Full of my delicious hotel breakfast, I passed on the bread and zataar yesterday, but mindful of the approaching lunch hour, got some bread, taboule, labne, and an eggplant spread that was baba ganouj but called something different. Back at the hotel we had a Lebanese picnic. The stuff was sensational, all of it good but the bread was just the best. Very thin, chewy, and cleanly opening to a pocket if you wanted to stuff it with something (we didn’t, just scooped.) It was the “Syrian bread” I remember from my childhood, before the ubiquitous doughy and dry grocery store pita became all you could find. I was in heaven. Great lunch.
Walked around most of the day. All around the Jardin de Luxembourg (a favorite spot, right near our hotel), over to the church of St. Sulpice, this year not only still surrounded by scaffolding, but wrapped in what looks like (but no doubt isn’t) a white plaster cast over half of it as well, down to the river where we hung out on the Pont des Arts, taking pictures, and over to l’eglise Saint-Germain-l’Auxerrois, a beautiful little church we love to visit on the right bank. And back to the hotel to rest our weary feet and wait for dinner time.
Dinner. So many choices, so little time. We decided to go to La Bastide Odeon, a provencal place where we had had a very good lunch a couple of visits ago, and which had the advantage of being a block away from us (a consideration, given the weary-feet situation.) The food there was superb. I started with a grilled eggplant millefeille (eggplant wrapped around cheese with some tomato confit on top – just wonderful!) and J had a huge salad of very strong greens (mostly arugula, but some other stuff too) with artichoke hearts and citrus.
I ordered the roast farm chicken (yes, I did. I ordered chicken. Yhere is more and more flex in my flexitarianism
every day, I guess), and J got the brandade de morue, and we switched plates
half way through. The chicken was
simple, simple, simple and totally fabulous, all of it, but the part that
really got me was the rich brothy sauce over sautéed potatoes. I think I secretly ordered it for those
And the brandade! I love it anyway, but this was really great, rich and creamy and ladled into a nest of cooked leeks. A mouthful of leek and garlicky, salty cod was just a dream. (That's it, in the picture above.)
We had to order dessert when we ordered the meal, which is the only reason I had one because I was full enough without. I had the cheese plate – a kind of Roquefort pate full of pistachios, and a half a small cheese that they insisted was fresh goat and probably was but I swear it tasted more like sheep – possibly because of the argan oil drizzled over the top. Some chutney and a slice of poached pair came alongside. J had pastry-wrapped bananas, caramelized. Very good, but they were crying out for some vanilla ice cream on the side.
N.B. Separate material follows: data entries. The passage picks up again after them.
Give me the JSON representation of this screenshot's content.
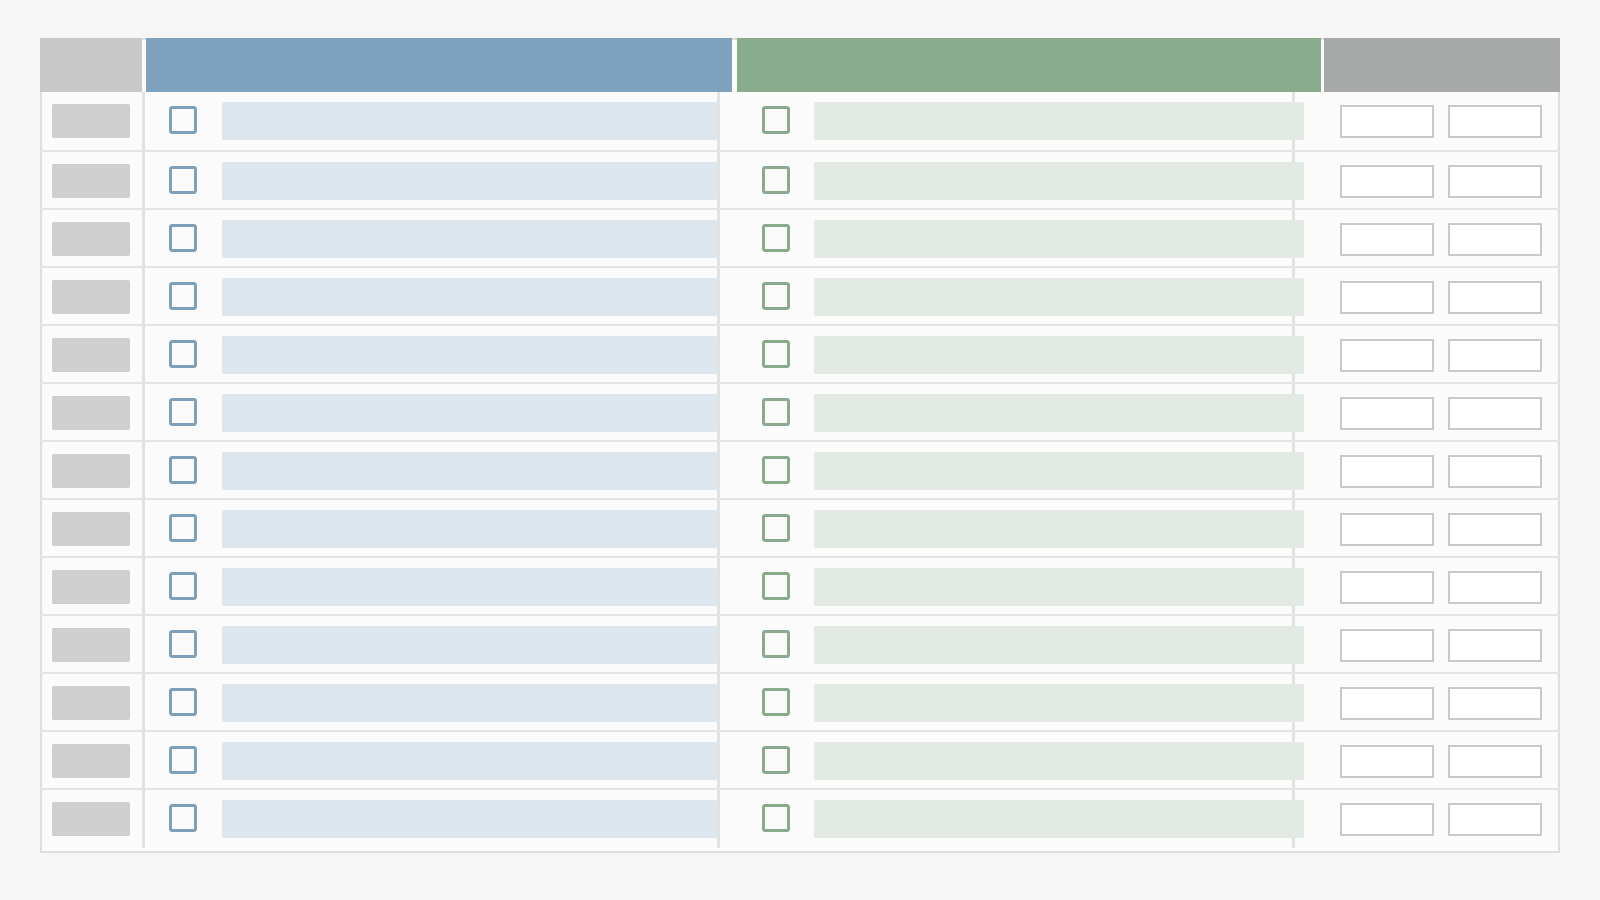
{
  "colors": {
    "header_index": "#c8c8c8",
    "header_group_a": "#7ea2bd",
    "header_group_b": "#89ad8c",
    "header_actions": "#a7aaa8",
    "checkbox_a_border": "#7fa0b8",
    "checkbox_b_border": "#8aa98d",
    "bar_a_fill": "#dde6ed",
    "bar_b_fill": "#e3e9e3",
    "index_cell_fill": "#cfcfcf"
  },
  "icons": {
    "checkbox": "checkbox-icon"
  },
  "table": {
    "columns": [
      "",
      "",
      "",
      ""
    ],
    "rows": [
      {
        "a_checked": false,
        "b_checked": false
      },
      {
        "a_checked": false,
        "b_checked": false
      },
      {
        "a_checked": false,
        "b_checked": false
      },
      {
        "a_checked": false,
        "b_checked": false
      },
      {
        "a_checked": false,
        "b_checked": false
      },
      {
        "a_checked": false,
        "b_checked": false
      },
      {
        "a_checked": false,
        "b_checked": false
      },
      {
        "a_checked": false,
        "b_checked": false
      },
      {
        "a_checked": false,
        "b_checked": false
      },
      {
        "a_checked": false,
        "b_checked": false
      },
      {
        "a_checked": false,
        "b_checked": false
      },
      {
        "a_checked": false,
        "b_checked": false
      },
      {
        "a_checked": false,
        "b_checked": false
      }
    ]
  }
}
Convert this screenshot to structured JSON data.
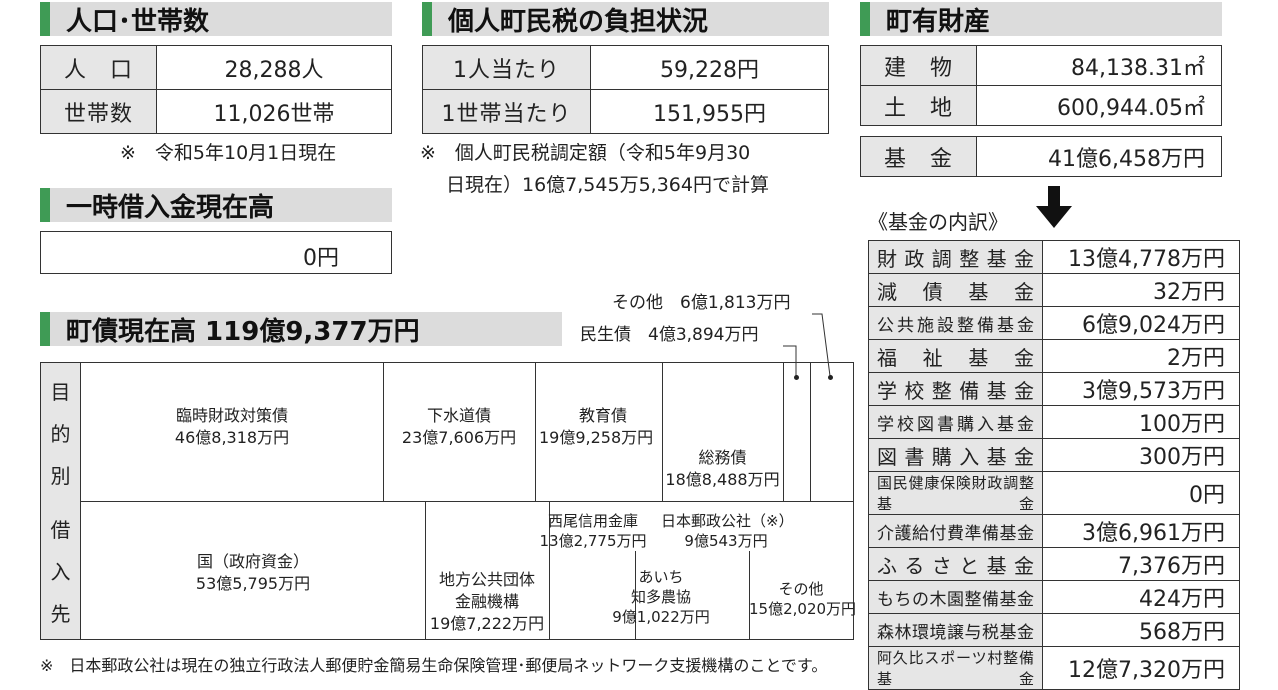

Then we rolled ourselves down the street to the hotel, and collapsed into bed. This morning we are meeting a friend at his apartment in the 11th arrondissement and going to the Bastille market (because you can never go to too many markets.) After he does his shopping, we are heading into the Marais, to brave the Sunday lines and get a falafel for lunch. More on that, another time.